On October 5, 2020, the Chief Medical Officer of Health for Ontario updated Directive #5, which now provides clear guidance that N-95 or superior protection respirators, along with other personal protective equipment (“PPE”), must be provided to health care staff working on the front lines in long-term care facilities or hospitals dealing with COVID-19 outbreaks.
Directive #5 sets out the requirements with respect to PPE for all health care workers employed by or in hospitals and long-term care homes. These rules are mandatory, and employers must follow them. Prior to these changes, Directive #5 had not been updated since April 10, 2020.
Lawyers at Goldblatt Partners recently filed an application for judicial review on behalf of OCHU-CUPE, SEIU and Unifor in order to try to increase the protections for workers based on the evolving scientific evidence around the transmission of COVID-19. As we prepared for the litigation, the government contacted the unions seeking to mediate a resolution.
After a week of negotiations, the government agreed to make substantive improvements to Directive #5. These changes mean that hospitals and long-term care homes must give workers access to better protections when they are dealing with patients or residents who may have COVID-19.
Under the new Directive #5, workers at hospitals and long-term care homes who are interacting with suspected or confirmed COVID-19 patients or residents must be given, at a minimum, the following PPE regardless of their ability to distance from the patient or resident:
- Surgical/procedure masks
- Face shields or goggles, and
- Appropriate isolation gowns
In long-term care homes, workers have to wear surgical masks at all times during shifts, except when not in contact with residents during their breaks.
Workers have the right to a N-95 respirator in three clear situations:
1. When the workplace is in an “outbreak” and the worker is within two metres of a patient or resident with COVID-19
When a hospital or a long-term care home has an outbreak of COVID-19, any workers who may come within two metres of a known or suspected COVID-19 patient or resident have a right to a N-95 respirator.

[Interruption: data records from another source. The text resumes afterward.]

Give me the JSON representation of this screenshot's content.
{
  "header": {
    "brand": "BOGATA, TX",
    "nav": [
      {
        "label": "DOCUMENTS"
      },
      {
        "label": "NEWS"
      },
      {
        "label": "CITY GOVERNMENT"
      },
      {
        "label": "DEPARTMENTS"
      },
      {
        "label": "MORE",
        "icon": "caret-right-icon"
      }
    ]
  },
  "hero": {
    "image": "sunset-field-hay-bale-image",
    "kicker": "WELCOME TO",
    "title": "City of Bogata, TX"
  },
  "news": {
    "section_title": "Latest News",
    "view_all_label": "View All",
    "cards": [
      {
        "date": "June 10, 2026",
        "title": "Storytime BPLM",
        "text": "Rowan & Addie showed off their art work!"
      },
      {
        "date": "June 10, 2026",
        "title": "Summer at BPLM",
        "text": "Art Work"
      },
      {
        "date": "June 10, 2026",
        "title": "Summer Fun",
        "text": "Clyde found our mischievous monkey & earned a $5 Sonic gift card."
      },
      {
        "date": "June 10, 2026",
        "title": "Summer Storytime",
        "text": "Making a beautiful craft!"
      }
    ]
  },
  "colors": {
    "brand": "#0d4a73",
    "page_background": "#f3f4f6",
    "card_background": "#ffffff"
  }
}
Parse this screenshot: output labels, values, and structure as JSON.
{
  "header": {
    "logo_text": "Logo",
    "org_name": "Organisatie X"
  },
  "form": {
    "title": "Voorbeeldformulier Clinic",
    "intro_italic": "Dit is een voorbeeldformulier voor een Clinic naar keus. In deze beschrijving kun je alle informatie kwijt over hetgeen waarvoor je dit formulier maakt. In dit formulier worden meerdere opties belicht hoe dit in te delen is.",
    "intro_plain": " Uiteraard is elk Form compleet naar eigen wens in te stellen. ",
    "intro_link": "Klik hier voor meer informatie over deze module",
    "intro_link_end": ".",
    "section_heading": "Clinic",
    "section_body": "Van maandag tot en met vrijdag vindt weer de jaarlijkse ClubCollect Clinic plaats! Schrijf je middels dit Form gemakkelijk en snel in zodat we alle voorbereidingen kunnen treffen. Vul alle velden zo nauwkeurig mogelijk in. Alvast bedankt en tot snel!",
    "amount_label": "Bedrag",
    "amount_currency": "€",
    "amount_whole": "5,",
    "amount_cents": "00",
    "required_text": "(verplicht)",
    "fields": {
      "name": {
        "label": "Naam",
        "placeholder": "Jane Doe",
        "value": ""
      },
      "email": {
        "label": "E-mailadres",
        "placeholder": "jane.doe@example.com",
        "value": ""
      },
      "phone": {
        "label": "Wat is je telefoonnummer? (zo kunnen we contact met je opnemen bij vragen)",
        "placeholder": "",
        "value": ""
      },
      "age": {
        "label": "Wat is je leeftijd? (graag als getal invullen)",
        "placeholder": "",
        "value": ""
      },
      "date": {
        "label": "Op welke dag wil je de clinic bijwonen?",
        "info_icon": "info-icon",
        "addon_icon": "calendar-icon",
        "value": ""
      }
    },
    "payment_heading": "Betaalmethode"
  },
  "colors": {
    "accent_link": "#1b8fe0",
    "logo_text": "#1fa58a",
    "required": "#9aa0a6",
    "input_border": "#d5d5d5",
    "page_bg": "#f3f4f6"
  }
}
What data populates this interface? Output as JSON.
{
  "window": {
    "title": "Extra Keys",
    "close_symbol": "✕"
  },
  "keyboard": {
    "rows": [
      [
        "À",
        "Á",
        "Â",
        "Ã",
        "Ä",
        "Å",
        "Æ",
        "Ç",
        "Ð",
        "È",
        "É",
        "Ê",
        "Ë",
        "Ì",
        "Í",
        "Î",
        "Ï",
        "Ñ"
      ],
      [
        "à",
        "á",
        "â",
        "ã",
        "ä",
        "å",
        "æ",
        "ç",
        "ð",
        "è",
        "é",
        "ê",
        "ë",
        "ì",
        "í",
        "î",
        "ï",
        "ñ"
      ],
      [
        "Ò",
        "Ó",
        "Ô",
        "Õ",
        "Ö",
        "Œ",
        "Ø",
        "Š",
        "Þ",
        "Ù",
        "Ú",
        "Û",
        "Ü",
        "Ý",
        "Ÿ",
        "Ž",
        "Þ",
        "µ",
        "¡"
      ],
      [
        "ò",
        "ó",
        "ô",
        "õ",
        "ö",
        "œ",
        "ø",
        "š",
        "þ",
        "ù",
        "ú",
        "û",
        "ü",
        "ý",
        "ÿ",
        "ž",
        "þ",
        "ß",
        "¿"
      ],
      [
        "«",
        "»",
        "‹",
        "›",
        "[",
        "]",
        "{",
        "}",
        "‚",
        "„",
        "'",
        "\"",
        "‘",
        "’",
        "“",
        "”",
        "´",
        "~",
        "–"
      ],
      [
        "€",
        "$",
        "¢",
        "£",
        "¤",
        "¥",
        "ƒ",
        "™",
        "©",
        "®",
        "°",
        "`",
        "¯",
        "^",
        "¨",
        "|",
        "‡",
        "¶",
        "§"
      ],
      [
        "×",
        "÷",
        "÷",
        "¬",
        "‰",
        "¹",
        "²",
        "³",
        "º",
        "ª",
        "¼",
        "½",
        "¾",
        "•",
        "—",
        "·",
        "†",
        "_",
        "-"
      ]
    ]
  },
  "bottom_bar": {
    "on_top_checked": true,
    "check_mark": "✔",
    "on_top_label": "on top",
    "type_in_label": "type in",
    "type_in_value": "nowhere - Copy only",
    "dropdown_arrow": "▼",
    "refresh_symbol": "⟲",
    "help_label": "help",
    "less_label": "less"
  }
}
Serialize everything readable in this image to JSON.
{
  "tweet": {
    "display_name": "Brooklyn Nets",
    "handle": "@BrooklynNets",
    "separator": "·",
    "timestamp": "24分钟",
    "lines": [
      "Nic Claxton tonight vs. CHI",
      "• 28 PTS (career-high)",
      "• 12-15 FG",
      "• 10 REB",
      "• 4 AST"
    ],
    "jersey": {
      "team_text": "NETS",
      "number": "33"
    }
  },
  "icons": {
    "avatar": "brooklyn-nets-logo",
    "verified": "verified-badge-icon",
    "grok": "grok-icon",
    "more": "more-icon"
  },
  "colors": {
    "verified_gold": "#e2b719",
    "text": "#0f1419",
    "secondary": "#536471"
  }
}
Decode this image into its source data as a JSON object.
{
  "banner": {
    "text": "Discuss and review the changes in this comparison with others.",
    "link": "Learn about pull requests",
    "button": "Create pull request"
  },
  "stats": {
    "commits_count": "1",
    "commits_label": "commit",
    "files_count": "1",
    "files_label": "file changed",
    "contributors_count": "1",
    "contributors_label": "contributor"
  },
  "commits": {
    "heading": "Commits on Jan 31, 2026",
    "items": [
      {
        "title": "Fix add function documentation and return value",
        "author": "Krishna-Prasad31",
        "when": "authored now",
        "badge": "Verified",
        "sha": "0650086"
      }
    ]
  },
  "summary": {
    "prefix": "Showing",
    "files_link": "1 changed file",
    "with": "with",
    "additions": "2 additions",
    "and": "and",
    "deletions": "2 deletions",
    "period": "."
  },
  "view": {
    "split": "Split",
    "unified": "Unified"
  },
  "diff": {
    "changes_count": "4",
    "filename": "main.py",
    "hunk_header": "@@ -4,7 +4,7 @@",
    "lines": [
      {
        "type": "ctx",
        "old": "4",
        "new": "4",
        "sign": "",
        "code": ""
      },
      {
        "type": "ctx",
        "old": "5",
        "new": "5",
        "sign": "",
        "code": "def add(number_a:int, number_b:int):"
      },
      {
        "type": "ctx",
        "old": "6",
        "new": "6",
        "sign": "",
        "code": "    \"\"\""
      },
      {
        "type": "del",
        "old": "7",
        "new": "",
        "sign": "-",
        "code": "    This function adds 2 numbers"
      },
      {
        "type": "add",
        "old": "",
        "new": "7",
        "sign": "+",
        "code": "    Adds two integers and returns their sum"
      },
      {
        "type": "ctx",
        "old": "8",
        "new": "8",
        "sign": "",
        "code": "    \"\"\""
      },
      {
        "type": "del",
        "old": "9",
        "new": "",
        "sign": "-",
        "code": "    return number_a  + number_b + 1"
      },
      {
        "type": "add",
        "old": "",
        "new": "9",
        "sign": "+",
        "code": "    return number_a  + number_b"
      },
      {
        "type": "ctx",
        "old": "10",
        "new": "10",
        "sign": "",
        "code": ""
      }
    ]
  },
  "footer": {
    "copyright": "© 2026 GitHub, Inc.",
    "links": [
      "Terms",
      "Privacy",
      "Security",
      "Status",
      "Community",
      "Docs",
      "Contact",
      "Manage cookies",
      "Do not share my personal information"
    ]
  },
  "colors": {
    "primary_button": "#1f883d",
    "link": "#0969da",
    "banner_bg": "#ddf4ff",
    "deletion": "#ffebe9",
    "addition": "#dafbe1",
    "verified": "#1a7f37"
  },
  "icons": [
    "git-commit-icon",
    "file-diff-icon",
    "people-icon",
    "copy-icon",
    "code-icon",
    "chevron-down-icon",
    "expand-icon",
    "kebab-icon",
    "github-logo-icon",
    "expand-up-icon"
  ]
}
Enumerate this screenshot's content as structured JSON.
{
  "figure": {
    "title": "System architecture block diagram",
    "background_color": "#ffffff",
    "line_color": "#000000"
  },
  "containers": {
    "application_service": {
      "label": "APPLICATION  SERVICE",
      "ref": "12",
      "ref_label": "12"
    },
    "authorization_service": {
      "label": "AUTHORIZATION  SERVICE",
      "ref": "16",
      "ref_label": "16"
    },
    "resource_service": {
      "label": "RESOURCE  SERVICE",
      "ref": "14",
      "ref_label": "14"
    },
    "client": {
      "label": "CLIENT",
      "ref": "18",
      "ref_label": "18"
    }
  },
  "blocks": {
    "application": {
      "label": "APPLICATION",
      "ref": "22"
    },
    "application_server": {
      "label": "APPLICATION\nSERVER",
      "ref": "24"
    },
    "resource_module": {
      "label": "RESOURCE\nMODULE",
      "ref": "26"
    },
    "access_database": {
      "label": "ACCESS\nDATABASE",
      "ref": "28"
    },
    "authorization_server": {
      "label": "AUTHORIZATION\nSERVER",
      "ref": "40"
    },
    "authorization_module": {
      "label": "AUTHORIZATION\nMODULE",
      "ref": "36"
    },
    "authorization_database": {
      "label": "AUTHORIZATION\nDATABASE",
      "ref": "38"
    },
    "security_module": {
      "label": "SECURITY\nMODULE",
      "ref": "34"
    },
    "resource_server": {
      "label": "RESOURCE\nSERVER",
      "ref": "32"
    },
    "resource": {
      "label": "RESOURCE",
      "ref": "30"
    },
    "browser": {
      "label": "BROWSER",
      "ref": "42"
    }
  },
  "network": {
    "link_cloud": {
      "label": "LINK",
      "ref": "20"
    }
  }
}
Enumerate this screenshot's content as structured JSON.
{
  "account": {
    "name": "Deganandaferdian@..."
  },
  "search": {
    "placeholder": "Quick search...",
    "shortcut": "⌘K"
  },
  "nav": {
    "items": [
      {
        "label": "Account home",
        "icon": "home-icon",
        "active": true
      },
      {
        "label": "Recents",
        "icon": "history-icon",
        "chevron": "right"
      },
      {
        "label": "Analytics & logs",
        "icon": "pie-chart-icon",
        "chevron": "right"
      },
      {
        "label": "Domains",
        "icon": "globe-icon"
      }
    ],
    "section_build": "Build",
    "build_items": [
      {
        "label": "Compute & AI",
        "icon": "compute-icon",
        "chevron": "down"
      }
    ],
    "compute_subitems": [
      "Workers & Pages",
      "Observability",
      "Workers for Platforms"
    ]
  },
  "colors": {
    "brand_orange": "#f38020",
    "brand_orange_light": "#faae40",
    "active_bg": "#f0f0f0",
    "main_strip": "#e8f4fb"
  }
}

This includes those performing patient care and all other types of work conducted in the facility (i.e. cleaning, dietary, maintenance).
A worker must ask the employer for a N-95 respirator, but the employer must provide it when it is requested.
Whether or not the workplace is in an “outbreak” of COVID-19 is decided by the local medical officer of health, not an individual employer
2. When a regulated health professional decides a N-95 respirator is needed
Every time a doctor, RN, RPN or other regulated health professional interacts with a known or suspected COVID-19 patient or resident, they have to conduct a point of care risk assessment to determine whether they need to wear a N-95 respirator.
If a regulated health professional decides that a N-95 respirator is required when interacting with a COVID-19 patient, their employer is required to give a N-95 respirator to that worker and every other worker who is present for the patient interaction in question. Note that this request can no longer be denied by the employer for any reason, in contrast to the old Directive #5, which referred to “not unreasonably denied”.
3. When certain kinds of medical procedures are done on a COVID-19 patient or resident
All workers in any room where an Aerosol Generating Medical Procedure (“AGMP”) is being performed on a COVID-19 patient or resident must wear a N-95 respirator. A list of AGMPs is provided in Directive #5.
Workers must also wear a N-95 respirator if they are in a room where AGMPs are probable or frequently performed, even if there is no AGMP being performed at the time they are in that room, for example if a worker is in the room to clean or maintain it in between patients or residents.